The report stops short of advis­ing a renewed mil­i­tary buildup in the Arc­tic, cit­ing the lack of sci­en­tif­ic con­sen­sus on long-term envi­ron­men­tal changes there, the expec­ta­tion that growth will be grad­ual and uneven, and the long lead time need­ed to devel­op capa­bil­i­ties there — all of which occur at a time of strict bud­get constraints. 

Despite the warm­ing, the Arc­tic still is an inhos­pitable cli­mate, mak­ing defense capa­bil­i­ties dif­fi­cult, the report says. Also, it notes, com­mu­ni­ca­tions and the per­for­mance glob­al posi­tion­ing sys­tems are lim­it­ed in the area by mag­net­ic and solar phe­nom­e­na and poor satel­lite geom­e­try and ionos­pher­ic effects, respectively. 

The report notes there is low risk of mil­i­tary hos­til­i­ties in the Arc­tic. The Unit­ed States is part of the eight-mem­ber Arc­tic Coun­cil, along with Rus­sia, Cana­da, Ice­land, Fin­land, Den­mark, Nor­way and Swe­den.
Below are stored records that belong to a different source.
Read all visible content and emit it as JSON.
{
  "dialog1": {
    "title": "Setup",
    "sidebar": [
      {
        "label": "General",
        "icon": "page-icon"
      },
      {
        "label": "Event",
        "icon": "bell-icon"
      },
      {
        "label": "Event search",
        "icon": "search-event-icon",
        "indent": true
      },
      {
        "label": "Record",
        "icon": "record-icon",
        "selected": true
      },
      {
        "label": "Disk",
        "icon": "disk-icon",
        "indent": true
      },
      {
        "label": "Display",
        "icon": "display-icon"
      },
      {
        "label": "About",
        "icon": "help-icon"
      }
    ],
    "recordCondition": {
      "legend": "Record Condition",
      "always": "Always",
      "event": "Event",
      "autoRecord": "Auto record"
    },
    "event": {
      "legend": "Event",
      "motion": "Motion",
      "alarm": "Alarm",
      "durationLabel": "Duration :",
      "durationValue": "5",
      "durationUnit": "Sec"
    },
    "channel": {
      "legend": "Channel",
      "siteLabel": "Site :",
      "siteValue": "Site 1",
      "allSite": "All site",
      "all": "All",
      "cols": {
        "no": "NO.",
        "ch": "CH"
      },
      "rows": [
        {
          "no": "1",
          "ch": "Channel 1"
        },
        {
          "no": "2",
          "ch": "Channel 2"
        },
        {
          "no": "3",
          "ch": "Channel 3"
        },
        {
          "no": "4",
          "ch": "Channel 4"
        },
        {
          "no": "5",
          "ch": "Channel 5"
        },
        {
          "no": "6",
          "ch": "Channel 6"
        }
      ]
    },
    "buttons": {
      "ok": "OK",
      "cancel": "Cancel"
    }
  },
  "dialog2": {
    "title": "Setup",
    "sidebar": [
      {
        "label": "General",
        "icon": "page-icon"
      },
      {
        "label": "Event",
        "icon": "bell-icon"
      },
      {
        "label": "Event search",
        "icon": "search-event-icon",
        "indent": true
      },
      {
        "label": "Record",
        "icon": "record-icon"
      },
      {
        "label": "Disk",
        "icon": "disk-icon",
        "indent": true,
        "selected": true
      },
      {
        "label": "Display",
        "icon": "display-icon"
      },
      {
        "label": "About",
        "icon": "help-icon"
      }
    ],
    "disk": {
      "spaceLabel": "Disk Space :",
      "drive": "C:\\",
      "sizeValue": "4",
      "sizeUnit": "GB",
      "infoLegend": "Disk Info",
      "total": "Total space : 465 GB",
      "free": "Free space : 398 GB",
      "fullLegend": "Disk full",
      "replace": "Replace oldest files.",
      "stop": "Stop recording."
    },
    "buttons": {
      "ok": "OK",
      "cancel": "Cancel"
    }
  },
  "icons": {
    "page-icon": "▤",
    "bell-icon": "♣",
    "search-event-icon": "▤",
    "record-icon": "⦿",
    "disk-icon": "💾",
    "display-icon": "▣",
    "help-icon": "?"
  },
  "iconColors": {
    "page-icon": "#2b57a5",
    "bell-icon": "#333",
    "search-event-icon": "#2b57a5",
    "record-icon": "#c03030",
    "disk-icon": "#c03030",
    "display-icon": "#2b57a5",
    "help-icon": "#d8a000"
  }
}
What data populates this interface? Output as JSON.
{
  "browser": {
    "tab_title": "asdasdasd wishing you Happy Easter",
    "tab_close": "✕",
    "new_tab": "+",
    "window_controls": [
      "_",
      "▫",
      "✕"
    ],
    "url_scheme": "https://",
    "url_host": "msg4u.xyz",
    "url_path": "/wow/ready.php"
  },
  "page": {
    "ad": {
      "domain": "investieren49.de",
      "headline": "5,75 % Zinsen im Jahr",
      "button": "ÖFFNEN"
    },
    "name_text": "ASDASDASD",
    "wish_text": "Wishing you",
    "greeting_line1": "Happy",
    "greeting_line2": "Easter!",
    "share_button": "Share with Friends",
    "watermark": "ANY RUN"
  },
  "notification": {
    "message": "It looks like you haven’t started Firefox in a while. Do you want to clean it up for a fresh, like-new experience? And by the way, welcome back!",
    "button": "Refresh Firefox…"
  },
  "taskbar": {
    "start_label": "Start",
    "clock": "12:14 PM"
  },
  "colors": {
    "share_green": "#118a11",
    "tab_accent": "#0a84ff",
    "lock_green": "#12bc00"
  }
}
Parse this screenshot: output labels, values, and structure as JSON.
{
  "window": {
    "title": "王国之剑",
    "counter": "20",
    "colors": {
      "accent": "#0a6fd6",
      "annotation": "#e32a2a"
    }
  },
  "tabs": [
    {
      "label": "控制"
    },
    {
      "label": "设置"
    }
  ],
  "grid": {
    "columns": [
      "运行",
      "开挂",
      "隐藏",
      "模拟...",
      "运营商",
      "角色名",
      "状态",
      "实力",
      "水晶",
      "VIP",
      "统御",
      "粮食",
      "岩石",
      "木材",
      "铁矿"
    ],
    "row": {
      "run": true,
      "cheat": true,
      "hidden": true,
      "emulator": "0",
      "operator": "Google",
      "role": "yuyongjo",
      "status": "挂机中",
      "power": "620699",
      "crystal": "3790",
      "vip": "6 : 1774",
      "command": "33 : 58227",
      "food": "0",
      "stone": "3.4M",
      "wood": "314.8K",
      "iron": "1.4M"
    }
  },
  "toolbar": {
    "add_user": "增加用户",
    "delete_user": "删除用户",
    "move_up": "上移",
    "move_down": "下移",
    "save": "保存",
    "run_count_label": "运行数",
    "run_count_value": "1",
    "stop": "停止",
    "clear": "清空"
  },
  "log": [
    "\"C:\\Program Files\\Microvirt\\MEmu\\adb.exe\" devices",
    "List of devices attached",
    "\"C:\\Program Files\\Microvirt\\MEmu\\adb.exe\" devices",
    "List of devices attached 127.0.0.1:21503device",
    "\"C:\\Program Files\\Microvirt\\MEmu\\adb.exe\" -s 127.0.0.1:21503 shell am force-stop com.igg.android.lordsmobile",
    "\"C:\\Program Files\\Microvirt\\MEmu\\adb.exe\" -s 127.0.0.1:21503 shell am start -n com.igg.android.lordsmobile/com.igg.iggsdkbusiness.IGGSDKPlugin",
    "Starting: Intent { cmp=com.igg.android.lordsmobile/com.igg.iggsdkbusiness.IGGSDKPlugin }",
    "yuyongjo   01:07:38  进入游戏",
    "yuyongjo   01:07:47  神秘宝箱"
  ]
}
All are pub­li­cal­ly com­mit­ted to work­ing with­in a com­mon frame­work of inter­na­tion­al laws and diplo­ma­cies, and have demon­strat­ed that com­mit­ment for 50 years, it says. 

Still, DOD offi­cials say the report and the department’s care­ful mon­i­tor­ing of the Arc­tic is impor­tant so the Unit­ed States can be on the lead­ing edge of pro­tect­ing its inter­ests there. Because the changes are slow-onset, one DOD offi­cial told Amer­i­can Forces Press Ser­vice, “We have the abil­i­ty to shape how that hap­pens and ensure it hap­pens in a coop­er­a­tive fash­ion. It gives us the abil­i­ty to move for­ward in a mea­sured and strate­gic way.” 

As the depart­ment assess­es the sit­u­a­tion, offi­cials are mind­ful of the nation­al inter­ests of its part­ner nations in the Arc­tic, name­ly Rus­sia, which has some 4,350 miles of Arc­tic coast­line, and gar­ners 12 per­cent of its gross domes­tic prod­uct from the region, the report says. 

U.S. Depart­ment of Defense
Office of the Assis­tant Sec­re­tary of Defense (Pub­lic Affairs) 

Team GlobDef

Seit 2001 ist im Internet unterwegs, um mit eigenen Analysen, interessanten Kooperationen und umfassenden Informationen für einen spannenden Überblick der Weltlage zu sorgen. war dabei die erste deutschsprachige Internetseite, die mit dem Schwerpunkt Sicherheitspolitik außerhalb von Hochschulen oder Instituten aufgetreten ist.

Alle Beiträge ansehen von Team GlobDef →